According to a press release by GED Testing Service, new features of the 2014 program include, “An individualized roadmap that supports a test-taker from preparation through testing and on to college or the workforce; the only high school equivalency test built from the ground-up, and fully aligned from day one to Common Core State Standards and the College and Career Readiness Standards recommended by the U.S. Department of Education; an official practice test that shows test-takers what they did well and where they need to improve, including specific pages to study in their training materials at home; a mobile-friendly platform that allows test-takers to use their smartphones to register, prepare, and check scores; cutting-edge analytics for local test administrators to track performance, create reports, and manage a successful program tailored to the needs of test-takers in their community; [and] computerized testing format that allows test-takers to show they have the basic digital literacy skills necessary for most jobs and training programs.”

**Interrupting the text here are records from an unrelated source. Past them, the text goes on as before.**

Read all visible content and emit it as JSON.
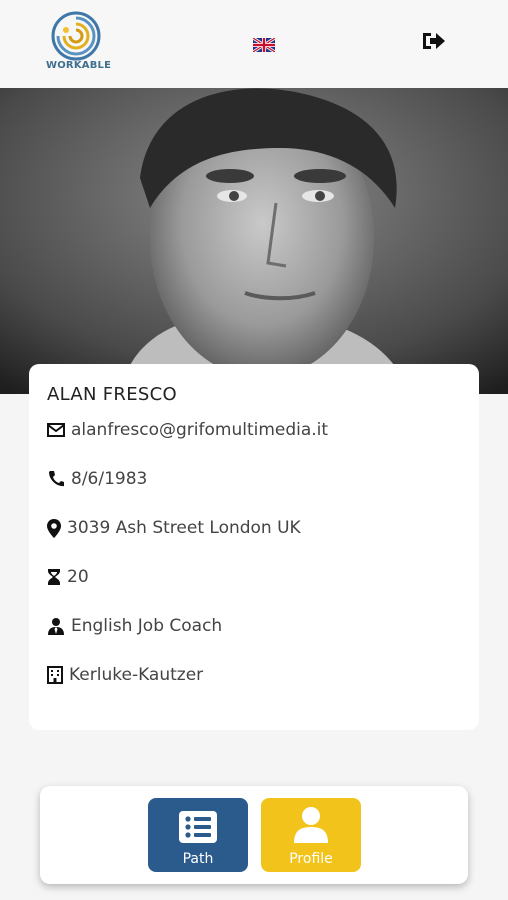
{
  "header": {
    "logo_text": "WORKABLE",
    "language_flag": "uk-flag-icon",
    "logout_icon": "logout-icon"
  },
  "profile": {
    "name": "ALAN FRESCO",
    "email": "alanfresco@grifomultimedia.it",
    "phone": "8/6/1983",
    "address": "3039 Ash Street London UK",
    "hours": "20",
    "role": "English Job Coach",
    "company": "Kerluke-Kautzer"
  },
  "nav": {
    "path_label": "Path",
    "profile_label": "Profile"
  },
  "colors": {
    "path_button": "#2b5b8c",
    "profile_button": "#f2c41b",
    "logo_text": "#3f6f8f"
  }
}
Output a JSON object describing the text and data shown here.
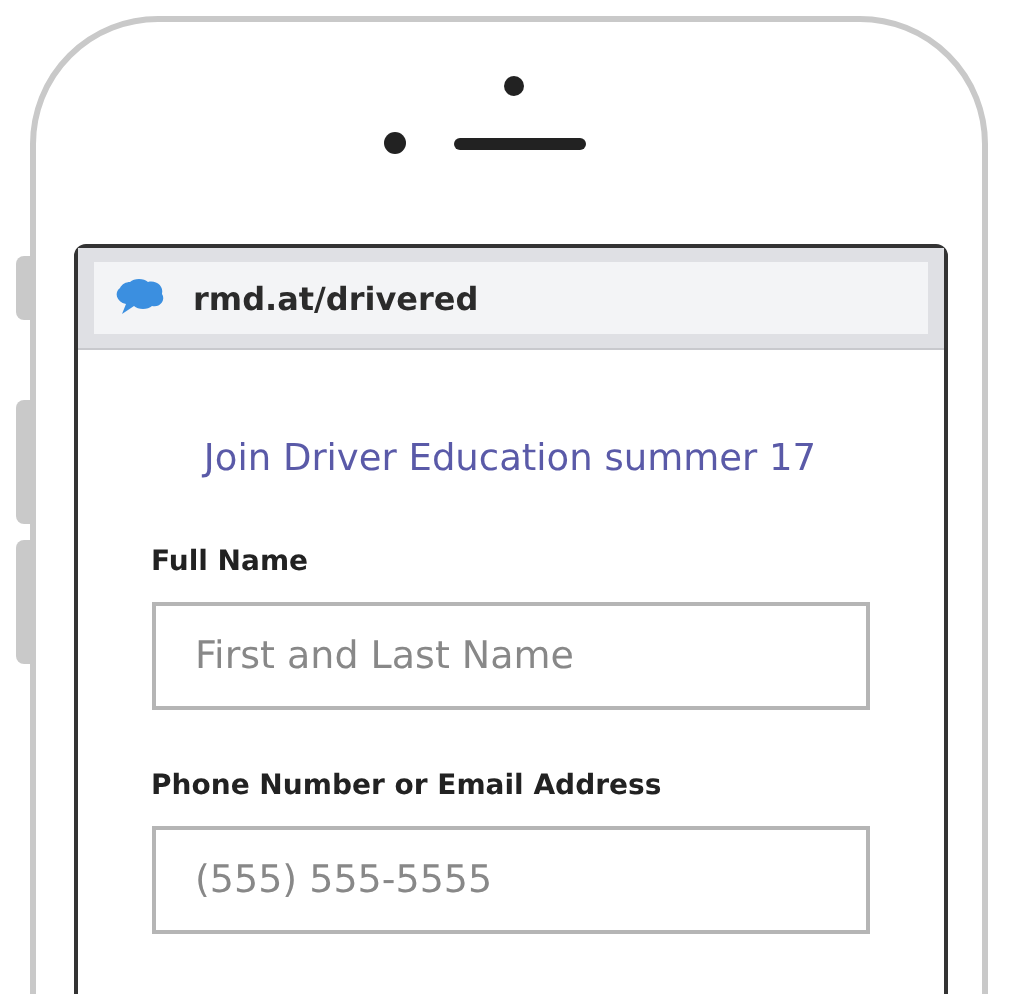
{
  "browser": {
    "url": "rmd.at/drivered"
  },
  "form": {
    "title": "Join Driver Education summer 17",
    "fields": [
      {
        "label": "Full Name",
        "placeholder": "First and Last Name"
      },
      {
        "label": "Phone Number or Email Address",
        "placeholder": "(555) 555-5555"
      }
    ]
  }
}
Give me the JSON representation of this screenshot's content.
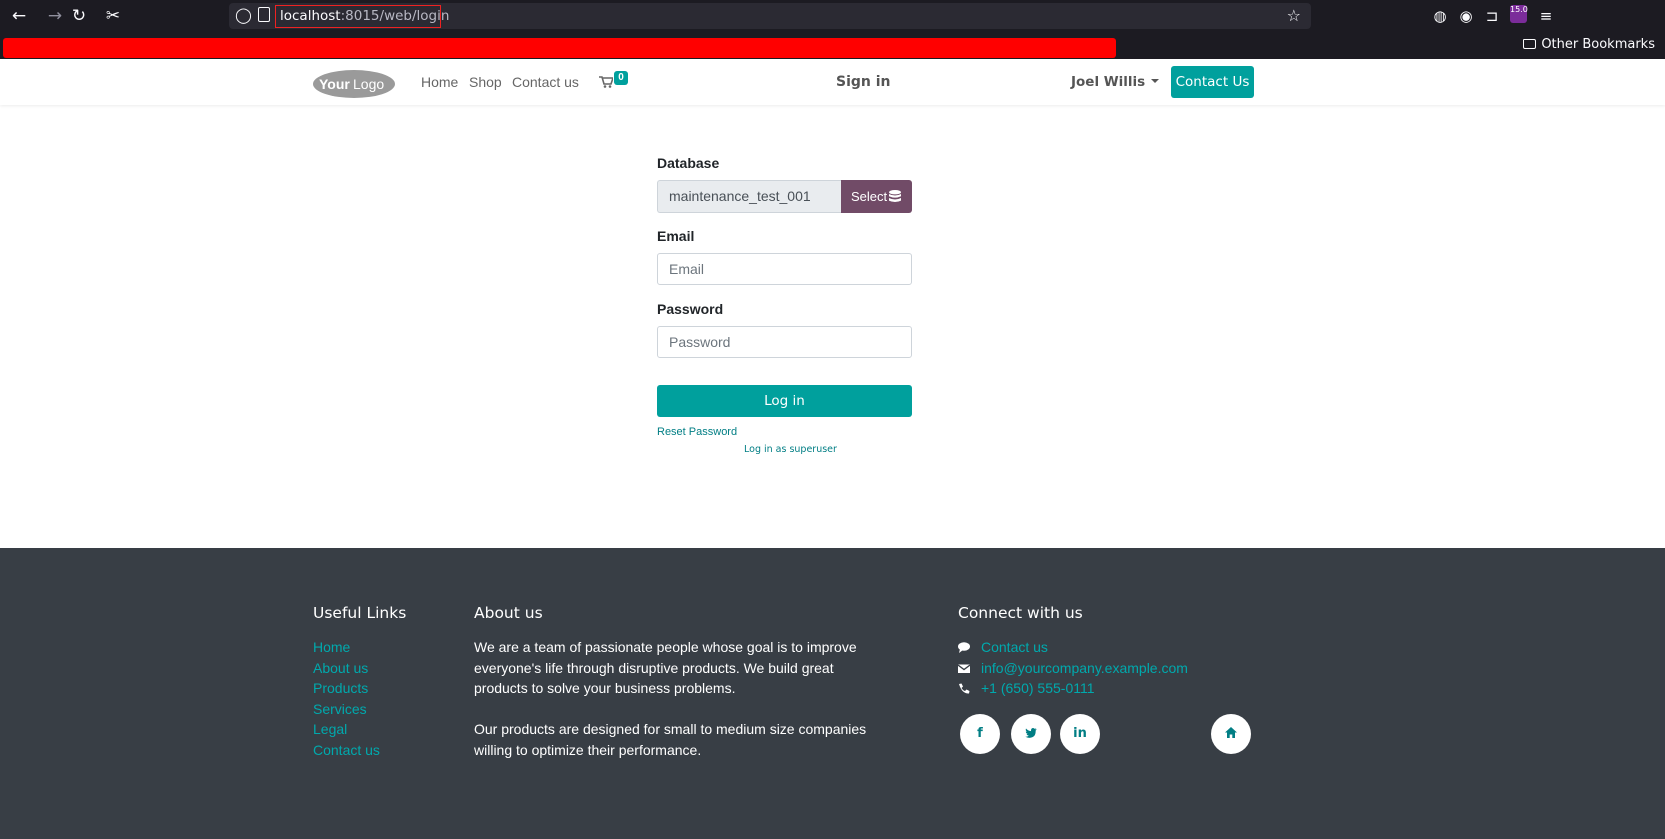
{
  "browser": {
    "url_host": "localhost",
    "url_path": ":8015/web/login",
    "other_bookmarks": "Other Bookmarks",
    "extension_badge": "15.0"
  },
  "header": {
    "logo_alt": "YourLogo",
    "nav": [
      "Home",
      "Shop",
      "Contact us"
    ],
    "cart_count": "0",
    "sign_in": "Sign in",
    "user_name": "Joel Willis",
    "contact_button": "Contact Us"
  },
  "login": {
    "database_label": "Database",
    "database_value": "maintenance_test_001",
    "select_button": "Select",
    "email_label": "Email",
    "email_placeholder": "Email",
    "password_label": "Password",
    "password_placeholder": "Password",
    "login_button": "Log in",
    "reset_password": "Reset Password",
    "superuser_link": "Log in as superuser"
  },
  "footer": {
    "useful_links_heading": "Useful Links",
    "useful_links": [
      "Home",
      "About us",
      "Products",
      "Services",
      "Legal",
      "Contact us"
    ],
    "about_heading": "About us",
    "about_p1": "We are a team of passionate people whose goal is to improve everyone's life through disruptive products. We build great products to solve your business problems.",
    "about_p2": "Our products are designed for small to medium size companies willing to optimize their performance.",
    "connect_heading": "Connect with us",
    "contact_us": "Contact us",
    "email": "info@yourcompany.example.com",
    "phone": "+1 (650) 555-0111",
    "social": [
      "f",
      "t",
      "in"
    ]
  },
  "colors": {
    "primary": "#00a09d",
    "secondary": "#714b67",
    "footer_bg": "#383e45",
    "link": "#00a9ad"
  }
}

Jon Collins, executive director of adult education at CTC, said while the CTC testing site has the second-highest pass rate in the state, the accomplishment is derived from test preparation at the college. He said with the new test, it remains crucial for those looking to pass to prepare.
“For example, the Language Arts test is called ‘Reasoning through Language Arts,’ with the key word being ‘reasoning,’ and the math test is not called Mathematics anymore, it’s called ‘Math Reasoning,’” Collins said. “We have to take a different approach to our instruction, which is to really challenge our students to do more thinking and not to just, for example in math, look at numbers in a conventional way — out in the real world, how do you use numbers to solve problems using a variety of mathematical concepts.”
He said while the college has offered the GED in an online computer-based format since the start of the year, staff has been working diligently to make the transition to the new format.
“One of the things we’ve been involved in is our state office has prepared a series of webinars on the various components of the new test and also the structure of it, so all of us have been taking those webinars,” Collins said.
This weekend, Collins said, the adult education department will be participating in what is called the 2014 GED Blitz.
“[The 2014 GED Blitz] gets into the nitty gritty and the teachers should walk out of there by Saturday with a really good idea on how to work through the 2014 test with their students,” Collins said. “There has been a very major effort going into this and it’s not the last of it.”
He reminds potential test takers that although the test will be given online with no paper option in 2014, it can only be taken at a registered testing site. CTC currently is the only testing site in Bartow County.
The cost of the test, which contains five sections that can be completed at different times, is $160 and Collins said financial aid is available for those who qualify. There is no cost for test preparation at CTC.
For more information, email the Adult Education program at firstname.lastname@example.org.